TASK GOAL: Without including any pictures, reproduce all the lines below word for word.

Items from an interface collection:
↓↓↓
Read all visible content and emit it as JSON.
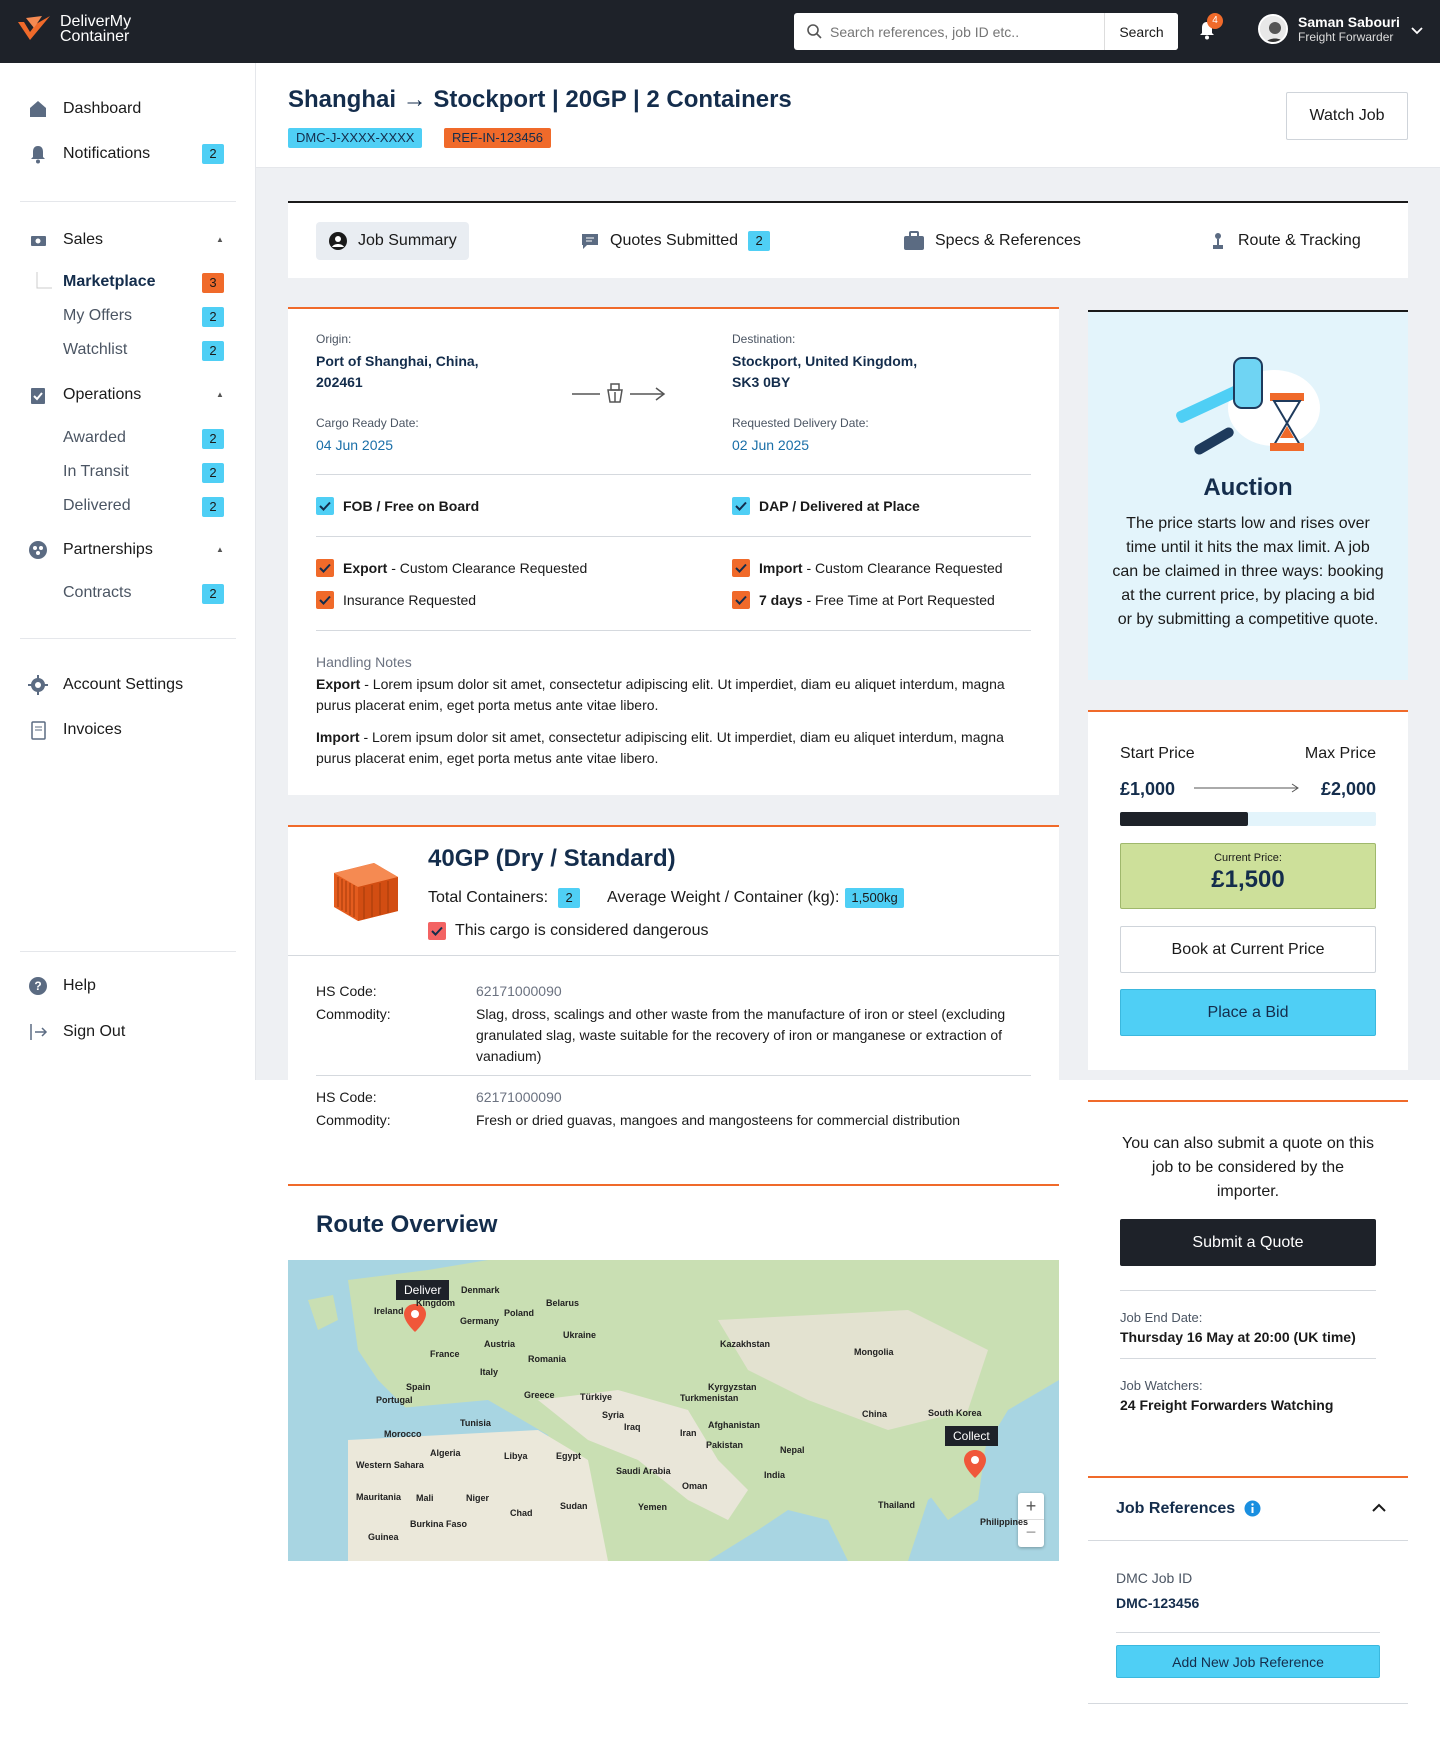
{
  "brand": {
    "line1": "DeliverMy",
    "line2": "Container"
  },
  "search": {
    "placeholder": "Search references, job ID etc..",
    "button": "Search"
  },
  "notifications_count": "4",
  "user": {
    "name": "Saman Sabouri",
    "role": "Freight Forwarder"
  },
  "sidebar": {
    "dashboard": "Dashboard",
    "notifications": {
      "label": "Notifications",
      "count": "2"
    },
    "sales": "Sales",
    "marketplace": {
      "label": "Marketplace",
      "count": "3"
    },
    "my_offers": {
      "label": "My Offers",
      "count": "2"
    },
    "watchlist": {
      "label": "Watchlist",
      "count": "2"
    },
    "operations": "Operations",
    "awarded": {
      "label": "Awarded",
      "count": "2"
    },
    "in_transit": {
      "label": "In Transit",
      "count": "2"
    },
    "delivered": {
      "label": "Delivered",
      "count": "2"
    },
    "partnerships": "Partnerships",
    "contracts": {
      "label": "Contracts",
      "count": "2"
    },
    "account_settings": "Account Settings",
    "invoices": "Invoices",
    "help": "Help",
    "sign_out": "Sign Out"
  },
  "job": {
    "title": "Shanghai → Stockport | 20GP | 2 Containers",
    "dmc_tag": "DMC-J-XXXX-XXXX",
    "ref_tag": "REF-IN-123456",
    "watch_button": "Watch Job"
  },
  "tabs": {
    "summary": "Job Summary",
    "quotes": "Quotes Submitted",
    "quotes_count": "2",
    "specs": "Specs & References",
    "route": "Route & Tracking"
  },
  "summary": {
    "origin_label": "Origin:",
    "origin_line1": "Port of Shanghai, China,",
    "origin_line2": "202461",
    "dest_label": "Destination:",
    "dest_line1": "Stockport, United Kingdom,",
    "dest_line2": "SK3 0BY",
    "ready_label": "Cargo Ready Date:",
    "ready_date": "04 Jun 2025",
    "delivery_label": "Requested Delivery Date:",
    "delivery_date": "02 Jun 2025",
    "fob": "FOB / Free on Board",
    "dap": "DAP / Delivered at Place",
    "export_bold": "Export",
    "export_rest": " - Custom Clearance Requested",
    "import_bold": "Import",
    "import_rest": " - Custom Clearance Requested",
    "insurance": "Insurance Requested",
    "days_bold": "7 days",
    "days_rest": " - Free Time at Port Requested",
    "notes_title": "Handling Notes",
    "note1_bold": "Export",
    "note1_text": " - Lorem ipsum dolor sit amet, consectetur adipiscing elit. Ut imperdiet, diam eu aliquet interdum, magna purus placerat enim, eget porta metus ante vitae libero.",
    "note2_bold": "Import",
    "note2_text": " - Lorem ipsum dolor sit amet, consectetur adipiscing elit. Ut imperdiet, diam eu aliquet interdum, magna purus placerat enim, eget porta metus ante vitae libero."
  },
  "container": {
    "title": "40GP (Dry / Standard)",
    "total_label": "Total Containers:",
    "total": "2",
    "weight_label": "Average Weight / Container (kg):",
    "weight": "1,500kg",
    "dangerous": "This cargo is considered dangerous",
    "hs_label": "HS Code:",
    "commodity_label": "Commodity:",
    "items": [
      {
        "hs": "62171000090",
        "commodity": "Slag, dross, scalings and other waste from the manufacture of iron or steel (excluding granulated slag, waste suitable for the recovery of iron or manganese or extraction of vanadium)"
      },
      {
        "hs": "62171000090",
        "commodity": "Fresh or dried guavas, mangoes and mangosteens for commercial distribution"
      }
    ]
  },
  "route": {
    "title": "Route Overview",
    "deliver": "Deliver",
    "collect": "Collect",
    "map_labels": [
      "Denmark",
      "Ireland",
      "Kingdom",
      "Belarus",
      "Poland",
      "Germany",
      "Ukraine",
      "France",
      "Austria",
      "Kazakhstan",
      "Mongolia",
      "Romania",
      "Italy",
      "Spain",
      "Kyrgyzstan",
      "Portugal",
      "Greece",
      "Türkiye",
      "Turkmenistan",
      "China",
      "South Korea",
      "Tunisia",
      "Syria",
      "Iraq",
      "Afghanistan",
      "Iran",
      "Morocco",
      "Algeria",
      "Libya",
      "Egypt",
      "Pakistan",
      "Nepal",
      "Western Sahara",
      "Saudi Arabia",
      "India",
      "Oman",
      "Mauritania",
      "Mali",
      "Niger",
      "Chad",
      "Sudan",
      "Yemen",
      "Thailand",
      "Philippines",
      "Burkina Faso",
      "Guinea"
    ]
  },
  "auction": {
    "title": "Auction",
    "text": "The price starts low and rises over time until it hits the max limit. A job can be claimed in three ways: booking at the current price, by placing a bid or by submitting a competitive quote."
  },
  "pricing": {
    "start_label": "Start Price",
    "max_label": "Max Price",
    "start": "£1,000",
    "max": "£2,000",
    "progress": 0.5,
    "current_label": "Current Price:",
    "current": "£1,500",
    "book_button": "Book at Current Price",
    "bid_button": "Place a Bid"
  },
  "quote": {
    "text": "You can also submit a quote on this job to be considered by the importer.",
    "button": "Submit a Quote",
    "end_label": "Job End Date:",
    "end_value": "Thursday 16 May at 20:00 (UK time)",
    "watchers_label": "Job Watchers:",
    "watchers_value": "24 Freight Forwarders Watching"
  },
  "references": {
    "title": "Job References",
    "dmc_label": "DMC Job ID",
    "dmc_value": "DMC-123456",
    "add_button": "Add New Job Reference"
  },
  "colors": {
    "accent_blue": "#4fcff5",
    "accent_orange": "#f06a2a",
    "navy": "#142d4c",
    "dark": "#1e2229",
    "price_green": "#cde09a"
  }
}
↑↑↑
SOLVED PROBLEM:
Read all visible content and emit it as JSON.
{
  "brand": {
    "line1": "DeliverMy",
    "line2": "Container"
  },
  "search": {
    "placeholder": "Search references, job ID etc..",
    "button": "Search"
  },
  "notifications_count": "4",
  "user": {
    "name": "Saman Sabouri",
    "role": "Freight Forwarder"
  },
  "sidebar": {
    "dashboard": "Dashboard",
    "notifications": {
      "label": "Notifications",
      "count": "2"
    },
    "sales": "Sales",
    "marketplace": {
      "label": "Marketplace",
      "count": "3"
    },
    "my_offers": {
      "label": "My Offers",
      "count": "2"
    },
    "watchlist": {
      "label": "Watchlist",
      "count": "2"
    },
    "operations": "Operations",
    "awarded": {
      "label": "Awarded",
      "count": "2"
    },
    "in_transit": {
      "label": "In Transit",
      "count": "2"
    },
    "delivered": {
      "label": "Delivered",
      "count": "2"
    },
    "partnerships": "Partnerships",
    "contracts": {
      "label": "Contracts",
      "count": "2"
    },
    "account_settings": "Account Settings",
    "invoices": "Invoices",
    "help": "Help",
    "sign_out": "Sign Out"
  },
  "job": {
    "title": "Shanghai → Stockport | 20GP | 2 Containers",
    "dmc_tag": "DMC-J-XXXX-XXXX",
    "ref_tag": "REF-IN-123456",
    "watch_button": "Watch Job"
  },
  "tabs": {
    "summary": "Job Summary",
    "quotes": "Quotes Submitted",
    "quotes_count": "2",
    "specs": "Specs & References",
    "route": "Route & Tracking"
  },
  "summary": {
    "origin_label": "Origin:",
    "origin_line1": "Port of Shanghai, China,",
    "origin_line2": "202461",
    "dest_label": "Destination:",
    "dest_line1": "Stockport, United Kingdom,",
    "dest_line2": "SK3 0BY",
    "ready_label": "Cargo Ready Date:",
    "ready_date": "04 Jun 2025",
    "delivery_label": "Requested Delivery Date:",
    "delivery_date": "02 Jun 2025",
    "fob": "FOB / Free on Board",
    "dap": "DAP / Delivered at Place",
    "export_bold": "Export",
    "export_rest": " - Custom Clearance Requested",
    "import_bold": "Import",
    "import_rest": " - Custom Clearance Requested",
    "insurance": "Insurance Requested",
    "days_bold": "7 days",
    "days_rest": " - Free Time at Port Requested",
    "notes_title": "Handling Notes",
    "note1_bold": "Export",
    "note1_text": " - Lorem ipsum dolor sit amet, consectetur adipiscing elit. Ut imperdiet, diam eu aliquet interdum, magna purus placerat enim, eget porta metus ante vitae libero.",
    "note2_bold": "Import",
    "note2_text": " - Lorem ipsum dolor sit amet, consectetur adipiscing elit. Ut imperdiet, diam eu aliquet interdum, magna purus placerat enim, eget porta metus ante vitae libero."
  },
  "container": {
    "title": "40GP (Dry / Standard)",
    "total_label": "Total Containers:",
    "total": "2",
    "weight_label": "Average Weight / Container (kg):",
    "weight": "1,500kg",
    "dangerous": "This cargo is considered dangerous",
    "hs_label": "HS Code:",
    "commodity_label": "Commodity:",
    "items": [
      {
        "hs": "62171000090",
        "commodity": "Slag, dross, scalings and other waste from the manufacture of iron or steel (excluding granulated slag, waste suitable for the recovery of iron or manganese or extraction of vanadium)"
      },
      {
        "hs": "62171000090",
        "commodity": "Fresh or dried guavas, mangoes and mangosteens for commercial distribution"
      }
    ]
  },
  "route": {
    "title": "Route Overview",
    "deliver": "Deliver",
    "collect": "Collect",
    "map_labels": [
      "Denmark",
      "Ireland",
      "Kingdom",
      "Belarus",
      "Poland",
      "Germany",
      "Ukraine",
      "France",
      "Austria",
      "Kazakhstan",
      "Mongolia",
      "Romania",
      "Italy",
      "Spain",
      "Kyrgyzstan",
      "Portugal",
      "Greece",
      "Türkiye",
      "Turkmenistan",
      "China",
      "South Korea",
      "Tunisia",
      "Syria",
      "Iraq",
      "Afghanistan",
      "Iran",
      "Morocco",
      "Algeria",
      "Libya",
      "Egypt",
      "Pakistan",
      "Nepal",
      "Western Sahara",
      "Saudi Arabia",
      "India",
      "Oman",
      "Mauritania",
      "Mali",
      "Niger",
      "Chad",
      "Sudan",
      "Yemen",
      "Thailand",
      "Philippines",
      "Burkina Faso",
      "Guinea"
    ]
  },
  "auction": {
    "title": "Auction",
    "text": "The price starts low and rises over time until it hits the max limit. A job can be claimed in three ways: booking at the current price, by placing a bid or by submitting a competitive quote."
  },
  "pricing": {
    "start_label": "Start Price",
    "max_label": "Max Price",
    "start": "£1,000",
    "max": "£2,000",
    "progress": 0.5,
    "current_label": "Current Price:",
    "current": "£1,500",
    "book_button": "Book at Current Price",
    "bid_button": "Place a Bid"
  },
  "quote": {
    "text": "You can also submit a quote on this job to be considered by the importer.",
    "button": "Submit a Quote",
    "end_label": "Job End Date:",
    "end_value": "Thursday 16 May at 20:00 (UK time)",
    "watchers_label": "Job Watchers:",
    "watchers_value": "24 Freight Forwarders Watching"
  },
  "references": {
    "title": "Job References",
    "dmc_label": "DMC Job ID",
    "dmc_value": "DMC-123456",
    "add_button": "Add New Job Reference"
  },
  "colors": {
    "accent_blue": "#4fcff5",
    "accent_orange": "#f06a2a",
    "navy": "#142d4c",
    "dark": "#1e2229",
    "price_green": "#cde09a"
  }
}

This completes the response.